The Cincinnati Reds have agreed to a 6-year, $72.5M contract with second baseman Brandon Phillips, who is in his age 31 season. Middle infielders, second baseman in particular, really tend to fall off in their mid to late thirties, so I decided I would take a look at how this latest contract could affect the Reds - since they are primary division rivals with the St. Louis Cardinals - and are also in Flyover Country.
The current rate for 1 unit of WAR is approximately $4.5M. That means that Brandon Phillips will have to be worth approximately 16 WAR over the next 6 years. That is only 2.6-2.7 WAR a season. You might think that is a given, given the fact that Phillips has been worth 23.0 WAR over his first 4,366 plate appearances as a MLB second baseman (approximately 7 full seasons - just over). That comes out to just over 3 WAR per full season for Phillips thus far. So, basically, Phillips needs to average about 90% of his average production over the last 7 years in each of the next 6 years.
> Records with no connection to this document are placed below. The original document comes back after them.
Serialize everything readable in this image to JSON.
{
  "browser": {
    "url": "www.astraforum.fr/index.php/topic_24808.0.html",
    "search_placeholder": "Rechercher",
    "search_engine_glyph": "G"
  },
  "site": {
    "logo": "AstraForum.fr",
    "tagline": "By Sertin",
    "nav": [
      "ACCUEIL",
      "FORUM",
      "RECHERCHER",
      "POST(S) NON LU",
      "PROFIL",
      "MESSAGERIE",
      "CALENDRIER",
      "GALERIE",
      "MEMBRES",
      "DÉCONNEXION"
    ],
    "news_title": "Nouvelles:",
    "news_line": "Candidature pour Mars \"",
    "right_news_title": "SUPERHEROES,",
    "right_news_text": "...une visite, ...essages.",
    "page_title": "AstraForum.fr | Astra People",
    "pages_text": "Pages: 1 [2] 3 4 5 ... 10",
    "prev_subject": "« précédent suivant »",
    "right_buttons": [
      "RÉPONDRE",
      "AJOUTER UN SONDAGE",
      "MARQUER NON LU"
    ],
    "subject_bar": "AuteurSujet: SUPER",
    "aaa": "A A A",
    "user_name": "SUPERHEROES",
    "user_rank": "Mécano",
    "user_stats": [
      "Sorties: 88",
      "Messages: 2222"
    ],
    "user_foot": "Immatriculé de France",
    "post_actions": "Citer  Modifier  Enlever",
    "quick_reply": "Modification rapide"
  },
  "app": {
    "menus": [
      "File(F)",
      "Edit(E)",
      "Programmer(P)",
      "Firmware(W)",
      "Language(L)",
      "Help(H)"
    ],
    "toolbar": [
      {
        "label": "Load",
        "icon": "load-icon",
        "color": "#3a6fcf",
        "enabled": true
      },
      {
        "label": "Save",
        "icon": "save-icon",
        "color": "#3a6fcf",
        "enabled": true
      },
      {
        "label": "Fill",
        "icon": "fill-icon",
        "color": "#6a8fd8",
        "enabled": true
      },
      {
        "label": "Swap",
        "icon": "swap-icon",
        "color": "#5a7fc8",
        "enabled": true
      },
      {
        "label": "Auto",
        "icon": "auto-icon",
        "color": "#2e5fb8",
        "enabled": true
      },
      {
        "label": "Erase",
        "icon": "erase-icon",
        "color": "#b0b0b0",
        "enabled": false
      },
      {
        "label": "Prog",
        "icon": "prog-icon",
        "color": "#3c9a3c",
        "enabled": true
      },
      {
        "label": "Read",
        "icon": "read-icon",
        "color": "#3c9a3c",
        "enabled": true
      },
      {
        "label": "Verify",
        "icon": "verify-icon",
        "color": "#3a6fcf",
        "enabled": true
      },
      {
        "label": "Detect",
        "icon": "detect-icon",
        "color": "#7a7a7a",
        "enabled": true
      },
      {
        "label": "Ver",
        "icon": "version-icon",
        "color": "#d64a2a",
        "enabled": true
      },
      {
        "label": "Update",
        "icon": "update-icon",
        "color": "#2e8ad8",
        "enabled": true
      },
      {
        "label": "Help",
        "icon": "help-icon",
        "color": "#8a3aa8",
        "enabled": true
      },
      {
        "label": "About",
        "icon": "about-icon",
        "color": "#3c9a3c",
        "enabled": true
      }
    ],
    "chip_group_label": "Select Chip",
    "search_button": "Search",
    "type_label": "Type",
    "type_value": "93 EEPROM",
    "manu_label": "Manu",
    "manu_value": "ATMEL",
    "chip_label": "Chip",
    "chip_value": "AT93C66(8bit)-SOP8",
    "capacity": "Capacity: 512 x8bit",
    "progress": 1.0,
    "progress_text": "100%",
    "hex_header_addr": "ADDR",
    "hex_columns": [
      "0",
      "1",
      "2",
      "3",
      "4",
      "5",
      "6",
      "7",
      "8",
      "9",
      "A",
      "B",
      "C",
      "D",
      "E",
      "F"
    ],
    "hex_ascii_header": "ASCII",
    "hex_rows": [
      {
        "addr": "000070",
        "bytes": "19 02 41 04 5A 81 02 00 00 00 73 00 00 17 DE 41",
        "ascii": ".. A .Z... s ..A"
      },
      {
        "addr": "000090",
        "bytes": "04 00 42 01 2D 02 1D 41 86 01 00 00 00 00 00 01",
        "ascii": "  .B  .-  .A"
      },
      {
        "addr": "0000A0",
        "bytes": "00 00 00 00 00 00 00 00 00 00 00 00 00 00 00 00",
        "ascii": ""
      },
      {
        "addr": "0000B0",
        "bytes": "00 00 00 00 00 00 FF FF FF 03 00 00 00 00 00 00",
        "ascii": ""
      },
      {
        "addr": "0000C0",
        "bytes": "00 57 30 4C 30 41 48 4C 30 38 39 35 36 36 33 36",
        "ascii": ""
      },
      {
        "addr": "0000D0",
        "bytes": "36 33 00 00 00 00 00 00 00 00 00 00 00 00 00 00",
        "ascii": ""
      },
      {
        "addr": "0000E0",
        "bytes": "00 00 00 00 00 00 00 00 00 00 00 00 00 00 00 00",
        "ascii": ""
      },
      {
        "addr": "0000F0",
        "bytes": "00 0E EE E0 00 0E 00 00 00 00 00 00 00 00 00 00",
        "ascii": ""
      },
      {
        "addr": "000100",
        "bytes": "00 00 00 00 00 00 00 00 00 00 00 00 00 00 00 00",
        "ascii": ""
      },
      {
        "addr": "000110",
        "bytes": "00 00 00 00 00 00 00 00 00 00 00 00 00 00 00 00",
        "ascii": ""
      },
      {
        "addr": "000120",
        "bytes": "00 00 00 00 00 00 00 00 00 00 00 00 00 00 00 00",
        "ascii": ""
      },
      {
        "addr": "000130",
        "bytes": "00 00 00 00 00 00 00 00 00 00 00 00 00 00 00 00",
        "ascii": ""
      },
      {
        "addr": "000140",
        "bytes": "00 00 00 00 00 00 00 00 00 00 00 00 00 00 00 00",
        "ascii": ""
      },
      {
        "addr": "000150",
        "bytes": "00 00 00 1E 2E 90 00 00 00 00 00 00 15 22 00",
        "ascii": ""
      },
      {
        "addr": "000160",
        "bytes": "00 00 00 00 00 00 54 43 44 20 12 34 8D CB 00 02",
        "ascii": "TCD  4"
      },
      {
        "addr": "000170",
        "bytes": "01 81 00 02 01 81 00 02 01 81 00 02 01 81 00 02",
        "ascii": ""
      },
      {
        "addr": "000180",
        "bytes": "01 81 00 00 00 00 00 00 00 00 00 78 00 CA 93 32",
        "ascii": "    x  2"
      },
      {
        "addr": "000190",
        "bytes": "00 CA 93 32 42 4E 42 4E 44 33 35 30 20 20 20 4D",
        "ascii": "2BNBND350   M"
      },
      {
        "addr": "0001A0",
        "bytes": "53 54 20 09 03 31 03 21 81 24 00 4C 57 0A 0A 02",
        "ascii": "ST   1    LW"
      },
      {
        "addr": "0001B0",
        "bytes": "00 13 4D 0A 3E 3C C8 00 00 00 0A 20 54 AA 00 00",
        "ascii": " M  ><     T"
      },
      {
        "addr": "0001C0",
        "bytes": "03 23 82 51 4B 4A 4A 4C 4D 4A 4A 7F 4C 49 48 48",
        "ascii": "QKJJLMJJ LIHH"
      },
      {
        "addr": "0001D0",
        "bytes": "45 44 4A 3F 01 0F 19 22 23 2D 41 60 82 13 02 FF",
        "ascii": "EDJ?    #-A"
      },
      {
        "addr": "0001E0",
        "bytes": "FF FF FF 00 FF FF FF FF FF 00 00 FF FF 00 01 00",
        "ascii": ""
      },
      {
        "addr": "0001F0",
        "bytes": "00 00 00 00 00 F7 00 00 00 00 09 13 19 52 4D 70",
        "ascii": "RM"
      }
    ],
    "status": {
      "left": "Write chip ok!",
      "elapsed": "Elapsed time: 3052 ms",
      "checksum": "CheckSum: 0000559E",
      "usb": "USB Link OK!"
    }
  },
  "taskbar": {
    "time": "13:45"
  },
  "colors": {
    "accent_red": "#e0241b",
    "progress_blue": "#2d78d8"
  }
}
But is the aging curve for second basemen greater than 10% off?
That is the question. Since 1920 - baseball post-dead ball era - 12 second basemen's production has been similar to Brandon Phillips' through their age 30 seasons. I am going to take a look at their age 30 and earlier production vs. their age 31 and later production.
Through age 30 seasons, Brandon Phillips has this line:4,366 plate appearances
.162 ISO, 0.42 BB/K, 139 steals and 57 caught
567 runs, 524 RBI, 202 doubles, 28 triples, 130 homers
Through age 30 seasons, the 12 comps had this line:
4,831 plate appearances
.111 ISO, 0.95 BB/K, 129 steals and 56 caught
624 runs, 450 RBI, 214 doubles, 40 triples, 60 homers
Brandon Phillips has less of a batting eye, less triples, but more home run power than his comps. Other than that, they are very similar players. VERY similar. Phillips has had about 11% less plate appearances, however. So, either Phillips got a late start compared to those players or has been less durable. That, combined with his power hitter stature provides me with a little skepticism - since players with poor batting eyes and a lot of power tend to age slightly worse. Granted, Phillips also has speed and athleticism, so possibly not.
Out of those same comps, only 8 of them have played an age 31 or older season. One of the comps is Robinson Cano. Cano put up similar stats through last year's age 28 season - so he's 2 years behind Phillips with the same stats. Whoa! The other three retired after their age 30 season, never taking another plate appearance at the MLB level. That does not help Phillips' argument. One more of those players was Julio Franco, who played until he was 48 years old. That will not happen, so I'm going to go ahead and take him out as well. That leaves us 7 men.
Those 7 men, after the age 30 season, put up the following average statistics:
1,900 plate appearances
.100 ISO, 1.22 BB/K, 45 steals and 17 caught
237 runs, 152 RBI, 84 doubles, 9 triples, 19 homers
The 8.8 WAR averaged by those 7 men is just over half of what Brandon Phillips needs to accumulate over the rest of his career - in order to justify his 6-year, $72.5M contract that he signed with the Cincinnati Reds earlier today. This deal, to me, looks like it is a very player-centric contract that could (especially playing in a small market) come back to bite the Reds in the butt in quite a hurry. This deal would not excite me as a Reds fan. I would be terrified of it.